Let’s make it illegaler!

That seems to be the thought process of the LA City Council, which yesterday passes six “anti-crime” ordinances, which do nothing but 1) place an increased burden on lawful gun owners, and 2) make stuff that is already illegal even more illegal.

Allowing landlords to evict tenants who illegally possess guns
Banning the sale of .50-caliber ammunition and cartridges
Requiring ammunition vendors to be licensed and require face-to-face transactions and record-keeping for all ammunition sales made in the city of Los Angeles
Allowing the seizure of vehicles used by gang members while committing a crime
Banning secret compartments in vehicles to hide firearms
Requiring gun dealers to conduct inventories and report the inventories to the Los Angeles Police Department

That list item – requiring “gun dealers” (such a scary word, why couldn’t they have said “law-abiding firearms retailers”?) to conduct and report inventories to LAPD is frankly ridiculous. As pointed out by NRA spokesmen in the article itself, it is completely redundant, as there are both state and federal laws which already require federally licensed dealers to maintain inventories which the BATFE can audit at any time.

I suppose that most of this post is rhetorical anyway, we know that the recently passed laws won’t do anything to reduce crime; I mean honestly, how many crimes have been committed in LA with a .50 BMG recently? Just because it happened in that movie SWAT doesn’t mean that gangbangers are coming out of the woodwork with Barrett rifles. I challenge anyone to show me an actual felony, such as armed robbery, assault with a deadly weapon, anything along those lines, committed with a .50 BMG in the United States, much less in the state of California.


  1. Banning secret compartments in vehicles to hide firearms

    They finally repealed this silliness in Illinois about hidden compartments.

  2. Three thoughts on the .50 caliber ban:

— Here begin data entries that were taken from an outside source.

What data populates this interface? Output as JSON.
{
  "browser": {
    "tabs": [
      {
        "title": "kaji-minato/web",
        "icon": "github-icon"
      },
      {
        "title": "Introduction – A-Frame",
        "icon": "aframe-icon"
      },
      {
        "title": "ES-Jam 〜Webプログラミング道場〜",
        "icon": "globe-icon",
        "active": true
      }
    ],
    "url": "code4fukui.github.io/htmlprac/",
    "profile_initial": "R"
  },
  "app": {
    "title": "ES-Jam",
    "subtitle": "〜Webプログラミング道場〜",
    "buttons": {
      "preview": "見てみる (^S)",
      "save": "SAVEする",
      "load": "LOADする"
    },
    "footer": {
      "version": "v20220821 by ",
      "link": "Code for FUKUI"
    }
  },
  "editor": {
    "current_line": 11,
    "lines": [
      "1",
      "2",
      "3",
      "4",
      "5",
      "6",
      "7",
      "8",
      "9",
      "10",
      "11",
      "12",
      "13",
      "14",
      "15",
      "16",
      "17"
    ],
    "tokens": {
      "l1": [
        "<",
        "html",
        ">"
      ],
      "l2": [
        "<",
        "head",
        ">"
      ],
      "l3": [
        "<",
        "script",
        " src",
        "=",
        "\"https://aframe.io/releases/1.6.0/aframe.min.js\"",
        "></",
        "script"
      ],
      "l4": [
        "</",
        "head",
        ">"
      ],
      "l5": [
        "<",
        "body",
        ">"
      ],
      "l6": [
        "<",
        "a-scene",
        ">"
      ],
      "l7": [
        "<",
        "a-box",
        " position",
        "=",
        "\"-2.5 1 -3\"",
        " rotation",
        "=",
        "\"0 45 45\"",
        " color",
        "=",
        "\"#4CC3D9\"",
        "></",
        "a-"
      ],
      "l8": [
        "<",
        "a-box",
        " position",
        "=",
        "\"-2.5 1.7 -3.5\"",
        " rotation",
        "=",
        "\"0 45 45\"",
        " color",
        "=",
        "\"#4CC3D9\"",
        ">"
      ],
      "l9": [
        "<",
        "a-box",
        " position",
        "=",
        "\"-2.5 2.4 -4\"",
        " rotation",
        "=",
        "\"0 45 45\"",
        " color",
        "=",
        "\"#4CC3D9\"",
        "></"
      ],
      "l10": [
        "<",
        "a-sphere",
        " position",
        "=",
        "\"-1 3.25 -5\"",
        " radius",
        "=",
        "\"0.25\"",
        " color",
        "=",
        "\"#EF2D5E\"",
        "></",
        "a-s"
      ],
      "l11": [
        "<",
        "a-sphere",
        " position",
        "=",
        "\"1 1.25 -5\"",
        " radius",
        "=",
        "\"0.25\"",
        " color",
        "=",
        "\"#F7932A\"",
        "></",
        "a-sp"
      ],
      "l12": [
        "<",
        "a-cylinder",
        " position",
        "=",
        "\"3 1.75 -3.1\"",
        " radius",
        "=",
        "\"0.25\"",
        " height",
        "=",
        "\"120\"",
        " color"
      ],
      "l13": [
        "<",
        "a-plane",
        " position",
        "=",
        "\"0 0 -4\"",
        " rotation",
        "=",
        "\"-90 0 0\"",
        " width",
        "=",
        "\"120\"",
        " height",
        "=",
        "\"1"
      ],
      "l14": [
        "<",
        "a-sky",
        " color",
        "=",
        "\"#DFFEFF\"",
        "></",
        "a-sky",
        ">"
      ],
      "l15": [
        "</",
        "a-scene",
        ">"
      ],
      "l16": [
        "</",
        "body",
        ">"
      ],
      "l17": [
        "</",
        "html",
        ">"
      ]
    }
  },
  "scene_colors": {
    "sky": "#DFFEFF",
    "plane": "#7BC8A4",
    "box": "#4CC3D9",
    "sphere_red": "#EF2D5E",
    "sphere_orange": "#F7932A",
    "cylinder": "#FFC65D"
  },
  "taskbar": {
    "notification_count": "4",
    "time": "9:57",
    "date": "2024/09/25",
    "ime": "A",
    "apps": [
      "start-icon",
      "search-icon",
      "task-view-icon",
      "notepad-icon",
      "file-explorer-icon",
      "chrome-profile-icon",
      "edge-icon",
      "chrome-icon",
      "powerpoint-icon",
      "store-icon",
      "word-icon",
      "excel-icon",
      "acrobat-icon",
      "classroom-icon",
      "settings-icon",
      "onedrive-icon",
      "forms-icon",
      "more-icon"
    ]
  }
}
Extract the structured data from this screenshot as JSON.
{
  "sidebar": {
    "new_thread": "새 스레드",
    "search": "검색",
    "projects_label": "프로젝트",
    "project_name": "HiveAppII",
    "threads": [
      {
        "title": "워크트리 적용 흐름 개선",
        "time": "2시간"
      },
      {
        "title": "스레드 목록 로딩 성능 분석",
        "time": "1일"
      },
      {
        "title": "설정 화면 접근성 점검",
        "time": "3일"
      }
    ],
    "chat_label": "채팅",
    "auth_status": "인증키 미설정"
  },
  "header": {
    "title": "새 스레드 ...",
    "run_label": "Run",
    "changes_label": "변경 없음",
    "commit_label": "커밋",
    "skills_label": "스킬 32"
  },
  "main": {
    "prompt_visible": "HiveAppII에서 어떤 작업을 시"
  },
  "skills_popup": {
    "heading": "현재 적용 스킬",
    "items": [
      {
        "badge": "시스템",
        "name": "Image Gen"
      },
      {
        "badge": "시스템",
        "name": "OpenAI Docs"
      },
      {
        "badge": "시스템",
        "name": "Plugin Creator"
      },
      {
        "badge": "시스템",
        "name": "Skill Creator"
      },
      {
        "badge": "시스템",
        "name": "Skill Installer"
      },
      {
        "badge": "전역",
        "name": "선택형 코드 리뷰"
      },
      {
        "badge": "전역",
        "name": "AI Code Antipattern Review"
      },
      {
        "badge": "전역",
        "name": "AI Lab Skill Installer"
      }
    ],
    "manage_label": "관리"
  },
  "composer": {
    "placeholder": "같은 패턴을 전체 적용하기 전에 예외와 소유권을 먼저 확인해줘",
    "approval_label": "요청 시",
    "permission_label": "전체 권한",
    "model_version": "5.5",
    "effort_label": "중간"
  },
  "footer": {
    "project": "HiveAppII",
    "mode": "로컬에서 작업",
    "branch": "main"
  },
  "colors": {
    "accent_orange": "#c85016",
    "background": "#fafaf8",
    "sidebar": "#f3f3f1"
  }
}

    1. I think I read of a shooting that occurred where a guy had a Barret in the back of his truck. One possible meaning of “with” thus allows the (misleading) statement that the crime was committed with such a rifle.

    2. Aren’t there rumors of Mexican gangs using .50 guns?

    3. I have a hard time imagining any ganbanger having an AR-15 in .50 Beowulf, but has this happened? Along the same lines, have we had any recent black powder rifle crimes?

  3. I think it was the VPC that compiled a list of “crimes” committed with a .50 BMG. Nearly all of them were of the nature that some drug dealer or wife beater had a .50 stored away someplace and it was confiscated when they were arrested. The VPC concluded something to the effect, “See! The NRA lies! There are lots of .50 BMGs associated with crimes!”

    Of course they are subject from what we claim. We claim the .50 is (almost) never used as a criminal tool. They claim it if was owned by a criminal then we are lying and banning the .50 is justified. I guess the .50 is a bad influence on people.the mere ownership can cause them to do bad things.

    I think there was one actual crime committed with a .50 BMG in the last 30 years. IIRC a deputy in Colorado (???) trying to protect an ex-wife or girlfriend of the perp. The deputy was killed and the prep took his own life. There was a .50 present but it wasn’t entirely clear if it was actually used or if it was another rifle used killed the deputy. Since the perp was dead it didn’t really matter at the time.

    At least that is the way I remember it. If it’s really important I could probably find the details.

  4. And of course Police Chief Bratton’s remark ir rather stupid.

    “Unless you are out trying to kill Godzilla there’s no need for this type of weapon in an urban environment,” police Chief William Bratton said at a news conference as he held up a .50-caliber bullet, easily longer than a finger.

  5. I wonder what the definition of “hidden compartments” is? My Grand Caravan has the built in “stow-and-go” compartments under the floorboards, and it doesn’t take much imagination to think what you could hide in there.

Comments are closed.